I can” analogy
that the national media has latched onto when describing the manufacturer
of The Little Engine that Could toys is a fitting one, Mike says.
to everybody else in the market, we’ve got to be the smallest
guy,” he says. “But
We’re not afraid
to take somebody
Mike says he only
to make the Little
trains after NBC
them in 2006 with promises
of a big promotional
campaign. While toy recalls
have given the Little Engine
and Whittle Shortline an
unexpected boost that produced
at least a 50 percent increase
in sales, Mike doesn’t expect the attention to last.
Cortes wears a "God bless America" shirt while sanding
train cars at the Whittle Shortline factory. Following the recall
of Chinese goods sold by a competitor, the company has received
nationwide attention for being the only major manufacturer of
wooden toy trains in America.
are short and price is always king,” Mike says. “We
will get through
this Christmas season with ‘Buy American,’ but after
that . . . ,” Mike’s
on concerns over
to ensure his
Mike says Whittle
focus on what it does
best: producing high-quality,
realistic toys based on real
trains and trucks. With that
formula, it’s no surprise the phone rings off the wall — even when,
as happened recently, he gets a call from a Chinese company wanting to hire him.
not bragging, but when we say we make the best wooden toy trains in the world,
we do,” Mike says.
For more information,
contact Whittle Shortline Railroad, 600 South Main St., Louisiana,
MO 63353; phone (573) 754-4033, or log onto www.woodentrain.com. The

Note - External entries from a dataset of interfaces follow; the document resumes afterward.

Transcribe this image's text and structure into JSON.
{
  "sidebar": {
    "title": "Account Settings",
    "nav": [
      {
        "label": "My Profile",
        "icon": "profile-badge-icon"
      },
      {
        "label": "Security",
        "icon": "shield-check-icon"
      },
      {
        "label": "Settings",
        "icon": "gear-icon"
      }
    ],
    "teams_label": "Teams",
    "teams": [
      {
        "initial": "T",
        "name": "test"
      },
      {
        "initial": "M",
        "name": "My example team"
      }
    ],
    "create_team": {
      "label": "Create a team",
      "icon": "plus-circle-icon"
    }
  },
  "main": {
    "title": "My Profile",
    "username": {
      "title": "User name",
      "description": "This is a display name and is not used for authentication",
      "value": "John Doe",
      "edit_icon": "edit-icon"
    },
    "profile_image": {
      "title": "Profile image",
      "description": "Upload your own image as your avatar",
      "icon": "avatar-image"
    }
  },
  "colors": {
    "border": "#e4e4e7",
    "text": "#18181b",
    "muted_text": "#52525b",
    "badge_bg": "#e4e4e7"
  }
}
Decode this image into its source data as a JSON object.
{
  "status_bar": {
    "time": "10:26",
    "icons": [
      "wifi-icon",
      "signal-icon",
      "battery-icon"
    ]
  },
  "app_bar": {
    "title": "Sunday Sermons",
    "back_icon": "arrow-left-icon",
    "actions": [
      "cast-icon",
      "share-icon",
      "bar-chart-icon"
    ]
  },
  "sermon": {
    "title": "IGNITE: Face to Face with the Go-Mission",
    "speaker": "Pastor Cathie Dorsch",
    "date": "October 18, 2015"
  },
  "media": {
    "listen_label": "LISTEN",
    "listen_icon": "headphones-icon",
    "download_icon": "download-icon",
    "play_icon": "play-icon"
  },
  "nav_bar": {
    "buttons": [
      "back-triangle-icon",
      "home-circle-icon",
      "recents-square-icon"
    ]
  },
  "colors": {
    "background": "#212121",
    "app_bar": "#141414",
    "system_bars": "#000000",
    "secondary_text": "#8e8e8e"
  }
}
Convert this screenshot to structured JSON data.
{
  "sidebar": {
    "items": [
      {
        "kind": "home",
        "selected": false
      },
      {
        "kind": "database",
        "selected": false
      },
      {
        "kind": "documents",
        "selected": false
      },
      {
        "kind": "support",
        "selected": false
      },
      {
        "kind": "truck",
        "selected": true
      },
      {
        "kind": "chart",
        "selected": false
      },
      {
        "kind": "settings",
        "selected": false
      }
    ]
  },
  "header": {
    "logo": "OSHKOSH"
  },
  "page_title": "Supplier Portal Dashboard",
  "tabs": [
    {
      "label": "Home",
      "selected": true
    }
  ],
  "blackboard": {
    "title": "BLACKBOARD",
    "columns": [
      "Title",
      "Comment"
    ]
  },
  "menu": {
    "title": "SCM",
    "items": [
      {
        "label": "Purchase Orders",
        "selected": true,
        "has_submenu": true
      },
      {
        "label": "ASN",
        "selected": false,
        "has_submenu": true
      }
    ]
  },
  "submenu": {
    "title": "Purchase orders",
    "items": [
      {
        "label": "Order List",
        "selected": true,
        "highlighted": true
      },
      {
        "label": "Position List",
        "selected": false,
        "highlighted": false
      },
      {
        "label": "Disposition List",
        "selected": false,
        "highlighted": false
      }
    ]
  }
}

Valley Park store is located at 24 Front St., near the intersection
of Interstate 44 and Highway 141. For information, call (636) 861-3334.